• Problem description: Please list all lines of the material below in which the string "bytes" occurs.

• Records supplied:
- - - - -

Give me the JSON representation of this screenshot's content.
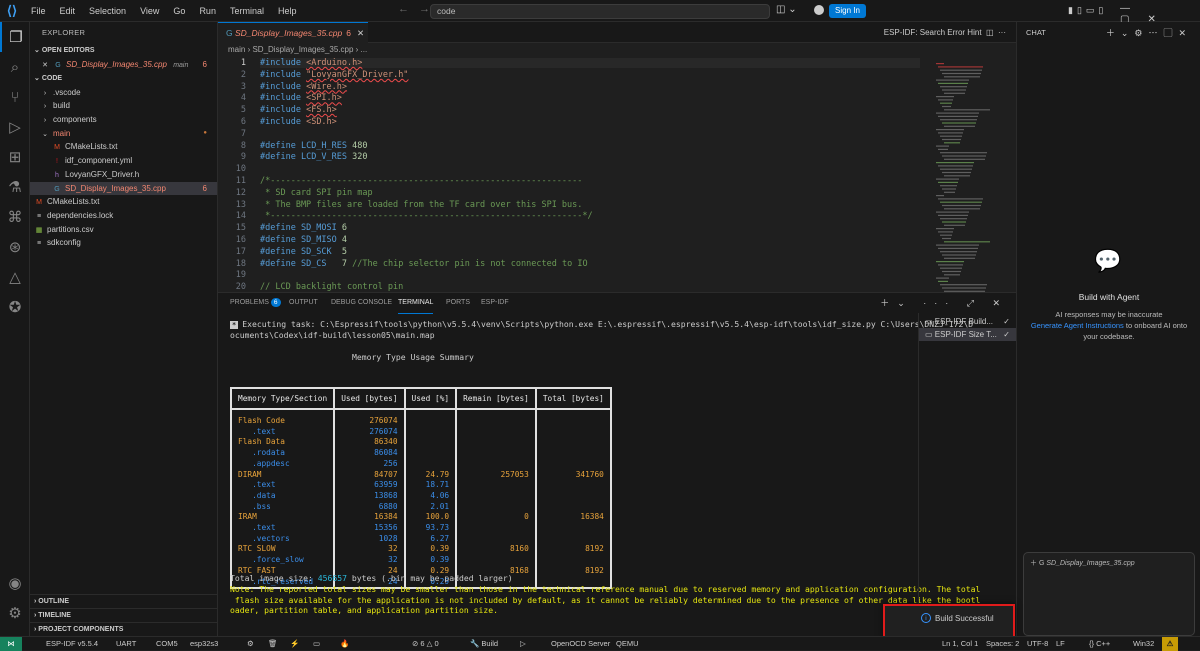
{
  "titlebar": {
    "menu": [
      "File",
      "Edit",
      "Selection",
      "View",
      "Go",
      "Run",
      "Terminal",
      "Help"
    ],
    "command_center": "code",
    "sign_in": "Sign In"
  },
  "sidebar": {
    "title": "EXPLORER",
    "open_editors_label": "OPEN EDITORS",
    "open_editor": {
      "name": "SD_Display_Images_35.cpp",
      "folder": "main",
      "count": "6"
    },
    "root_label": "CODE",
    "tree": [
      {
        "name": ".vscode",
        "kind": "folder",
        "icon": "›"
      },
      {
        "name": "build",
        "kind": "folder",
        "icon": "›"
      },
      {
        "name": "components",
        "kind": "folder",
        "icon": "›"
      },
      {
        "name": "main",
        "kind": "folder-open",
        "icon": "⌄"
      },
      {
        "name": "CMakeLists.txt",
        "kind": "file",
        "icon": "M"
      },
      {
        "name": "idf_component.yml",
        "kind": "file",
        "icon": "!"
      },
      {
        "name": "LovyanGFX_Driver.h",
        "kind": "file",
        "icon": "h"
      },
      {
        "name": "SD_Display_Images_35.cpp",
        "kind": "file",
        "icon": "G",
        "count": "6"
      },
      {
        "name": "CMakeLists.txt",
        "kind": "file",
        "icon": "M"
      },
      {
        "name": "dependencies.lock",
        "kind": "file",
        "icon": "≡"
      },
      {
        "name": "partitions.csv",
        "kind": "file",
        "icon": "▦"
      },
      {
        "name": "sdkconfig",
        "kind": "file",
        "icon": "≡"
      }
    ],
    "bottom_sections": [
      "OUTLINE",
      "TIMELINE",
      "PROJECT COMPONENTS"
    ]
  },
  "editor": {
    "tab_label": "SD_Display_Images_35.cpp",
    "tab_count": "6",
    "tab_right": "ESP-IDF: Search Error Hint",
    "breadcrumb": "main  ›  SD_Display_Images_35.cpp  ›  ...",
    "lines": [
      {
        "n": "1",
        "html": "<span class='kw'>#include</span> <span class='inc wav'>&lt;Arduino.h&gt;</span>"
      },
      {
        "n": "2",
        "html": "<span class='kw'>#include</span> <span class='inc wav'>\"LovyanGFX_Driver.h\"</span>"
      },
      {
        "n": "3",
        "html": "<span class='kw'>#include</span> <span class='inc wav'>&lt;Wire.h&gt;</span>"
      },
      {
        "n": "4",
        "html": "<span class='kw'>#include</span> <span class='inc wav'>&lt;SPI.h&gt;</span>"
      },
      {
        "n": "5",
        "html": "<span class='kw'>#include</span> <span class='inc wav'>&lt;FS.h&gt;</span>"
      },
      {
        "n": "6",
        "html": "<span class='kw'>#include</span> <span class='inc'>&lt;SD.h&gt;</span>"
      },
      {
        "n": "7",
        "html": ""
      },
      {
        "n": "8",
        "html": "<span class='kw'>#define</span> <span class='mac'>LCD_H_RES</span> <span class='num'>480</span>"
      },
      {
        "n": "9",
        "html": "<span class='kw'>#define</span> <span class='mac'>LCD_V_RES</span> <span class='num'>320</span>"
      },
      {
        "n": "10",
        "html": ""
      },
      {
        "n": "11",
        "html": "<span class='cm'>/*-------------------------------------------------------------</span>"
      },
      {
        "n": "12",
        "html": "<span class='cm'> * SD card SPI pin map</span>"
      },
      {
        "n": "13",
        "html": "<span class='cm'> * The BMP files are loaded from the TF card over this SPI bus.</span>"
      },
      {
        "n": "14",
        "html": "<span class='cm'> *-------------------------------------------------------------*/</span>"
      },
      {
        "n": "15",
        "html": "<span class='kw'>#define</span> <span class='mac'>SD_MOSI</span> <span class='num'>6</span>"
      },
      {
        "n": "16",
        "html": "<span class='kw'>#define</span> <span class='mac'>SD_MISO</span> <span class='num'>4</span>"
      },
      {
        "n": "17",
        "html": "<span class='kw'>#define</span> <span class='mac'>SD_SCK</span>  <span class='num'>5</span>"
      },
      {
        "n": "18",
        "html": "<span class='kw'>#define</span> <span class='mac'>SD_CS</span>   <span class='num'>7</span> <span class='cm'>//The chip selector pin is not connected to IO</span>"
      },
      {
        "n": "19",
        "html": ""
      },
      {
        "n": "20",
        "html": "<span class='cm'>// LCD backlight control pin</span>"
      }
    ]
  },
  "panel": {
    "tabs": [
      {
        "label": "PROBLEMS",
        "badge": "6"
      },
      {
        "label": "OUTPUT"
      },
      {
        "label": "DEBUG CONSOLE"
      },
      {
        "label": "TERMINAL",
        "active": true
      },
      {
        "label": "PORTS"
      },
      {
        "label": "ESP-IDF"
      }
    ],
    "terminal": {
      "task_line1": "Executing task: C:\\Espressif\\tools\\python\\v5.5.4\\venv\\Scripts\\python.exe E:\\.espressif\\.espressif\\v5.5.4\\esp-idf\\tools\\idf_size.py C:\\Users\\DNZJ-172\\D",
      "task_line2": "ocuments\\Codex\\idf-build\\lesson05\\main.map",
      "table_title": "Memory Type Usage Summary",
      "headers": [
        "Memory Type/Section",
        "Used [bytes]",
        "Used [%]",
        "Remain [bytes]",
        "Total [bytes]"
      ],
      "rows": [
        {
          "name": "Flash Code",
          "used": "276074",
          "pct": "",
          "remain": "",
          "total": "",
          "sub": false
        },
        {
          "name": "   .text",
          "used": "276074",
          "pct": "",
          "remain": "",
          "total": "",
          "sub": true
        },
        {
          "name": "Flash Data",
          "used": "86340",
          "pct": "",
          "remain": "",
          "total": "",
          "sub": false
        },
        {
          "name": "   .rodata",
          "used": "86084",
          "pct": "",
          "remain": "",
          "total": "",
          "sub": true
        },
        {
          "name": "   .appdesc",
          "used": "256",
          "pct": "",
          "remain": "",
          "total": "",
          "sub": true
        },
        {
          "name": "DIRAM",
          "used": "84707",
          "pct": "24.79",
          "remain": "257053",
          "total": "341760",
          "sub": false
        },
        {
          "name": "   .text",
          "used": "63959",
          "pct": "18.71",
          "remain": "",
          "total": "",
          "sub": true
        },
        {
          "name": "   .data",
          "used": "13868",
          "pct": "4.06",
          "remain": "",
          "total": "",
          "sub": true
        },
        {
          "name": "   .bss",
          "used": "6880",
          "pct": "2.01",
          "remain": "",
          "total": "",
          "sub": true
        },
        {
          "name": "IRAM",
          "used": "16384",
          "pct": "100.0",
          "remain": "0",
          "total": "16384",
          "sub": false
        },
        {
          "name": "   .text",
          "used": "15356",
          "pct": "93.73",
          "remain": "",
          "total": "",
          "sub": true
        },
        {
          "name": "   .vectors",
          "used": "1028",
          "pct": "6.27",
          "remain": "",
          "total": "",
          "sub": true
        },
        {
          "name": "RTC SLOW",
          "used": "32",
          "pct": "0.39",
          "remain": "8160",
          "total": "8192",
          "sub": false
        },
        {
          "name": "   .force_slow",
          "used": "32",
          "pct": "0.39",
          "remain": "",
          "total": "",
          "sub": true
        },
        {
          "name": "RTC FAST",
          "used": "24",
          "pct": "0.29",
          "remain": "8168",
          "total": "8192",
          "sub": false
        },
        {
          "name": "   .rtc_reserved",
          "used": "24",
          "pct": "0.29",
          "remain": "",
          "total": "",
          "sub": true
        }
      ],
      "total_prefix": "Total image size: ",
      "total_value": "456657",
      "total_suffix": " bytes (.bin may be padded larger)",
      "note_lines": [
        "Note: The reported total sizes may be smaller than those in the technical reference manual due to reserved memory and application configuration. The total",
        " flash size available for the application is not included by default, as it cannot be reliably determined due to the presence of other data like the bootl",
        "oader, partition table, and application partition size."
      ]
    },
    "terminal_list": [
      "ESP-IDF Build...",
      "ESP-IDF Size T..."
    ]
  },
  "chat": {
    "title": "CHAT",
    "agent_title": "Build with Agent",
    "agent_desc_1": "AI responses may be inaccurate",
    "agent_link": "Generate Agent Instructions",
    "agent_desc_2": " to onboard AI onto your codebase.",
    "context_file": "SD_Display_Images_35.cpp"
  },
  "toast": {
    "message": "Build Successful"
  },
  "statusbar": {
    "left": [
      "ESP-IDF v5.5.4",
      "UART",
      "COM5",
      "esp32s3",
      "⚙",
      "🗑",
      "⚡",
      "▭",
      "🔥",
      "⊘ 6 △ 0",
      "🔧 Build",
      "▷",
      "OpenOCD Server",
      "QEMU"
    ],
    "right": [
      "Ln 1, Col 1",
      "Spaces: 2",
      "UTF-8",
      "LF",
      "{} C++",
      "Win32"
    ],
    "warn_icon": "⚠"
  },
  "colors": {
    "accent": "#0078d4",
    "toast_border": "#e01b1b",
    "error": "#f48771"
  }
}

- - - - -

• Response to the task:
        "Used [bytes]",
        "Remain [bytes]",
        "Total [bytes]"
      "total_suffix": " bytes (.bin may be padded larger)",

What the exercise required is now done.